- Task inputs -
%%

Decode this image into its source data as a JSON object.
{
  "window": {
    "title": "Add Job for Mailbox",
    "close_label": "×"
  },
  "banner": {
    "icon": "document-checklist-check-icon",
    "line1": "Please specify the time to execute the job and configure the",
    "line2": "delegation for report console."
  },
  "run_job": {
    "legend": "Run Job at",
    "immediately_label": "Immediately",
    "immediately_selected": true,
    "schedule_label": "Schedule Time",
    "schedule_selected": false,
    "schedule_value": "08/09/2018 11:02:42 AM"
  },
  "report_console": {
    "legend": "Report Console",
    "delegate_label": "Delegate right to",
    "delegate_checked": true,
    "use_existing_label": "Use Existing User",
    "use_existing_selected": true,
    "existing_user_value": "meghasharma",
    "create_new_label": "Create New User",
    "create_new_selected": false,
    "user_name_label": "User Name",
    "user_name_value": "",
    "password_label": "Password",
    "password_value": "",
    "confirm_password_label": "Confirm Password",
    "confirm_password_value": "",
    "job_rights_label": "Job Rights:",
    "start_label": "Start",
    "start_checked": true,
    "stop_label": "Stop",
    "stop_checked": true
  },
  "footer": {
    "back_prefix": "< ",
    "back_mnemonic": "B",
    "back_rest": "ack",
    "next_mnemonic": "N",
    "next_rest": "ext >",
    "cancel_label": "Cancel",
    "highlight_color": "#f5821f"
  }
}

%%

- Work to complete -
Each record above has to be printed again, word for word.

- Task solution -
Decode this image into its source data as a JSON object.
{
  "window": {
    "title": "Add Job for Mailbox",
    "close_label": "×"
  },
  "banner": {
    "icon": "document-checklist-check-icon",
    "line1": "Please specify the time to execute the job and configure the",
    "line2": "delegation for report console."
  },
  "run_job": {
    "legend": "Run Job at",
    "immediately_label": "Immediately",
    "immediately_selected": true,
    "schedule_label": "Schedule Time",
    "schedule_selected": false,
    "schedule_value": "08/09/2018 11:02:42 AM"
  },
  "report_console": {
    "legend": "Report Console",
    "delegate_label": "Delegate right to",
    "delegate_checked": true,
    "use_existing_label": "Use Existing User",
    "use_existing_selected": true,
    "existing_user_value": "meghasharma",
    "create_new_label": "Create New User",
    "create_new_selected": false,
    "user_name_label": "User Name",
    "user_name_value": "",
    "password_label": "Password",
    "password_value": "",
    "confirm_password_label": "Confirm Password",
    "confirm_password_value": "",
    "job_rights_label": "Job Rights:",
    "start_label": "Start",
    "start_checked": true,
    "stop_label": "Stop",
    "stop_checked": true
  },
  "footer": {
    "back_prefix": "< ",
    "back_mnemonic": "B",
    "back_rest": "ack",
    "next_mnemonic": "N",
    "next_rest": "ext >",
    "cancel_label": "Cancel",
    "highlight_color": "#f5821f"
  }
}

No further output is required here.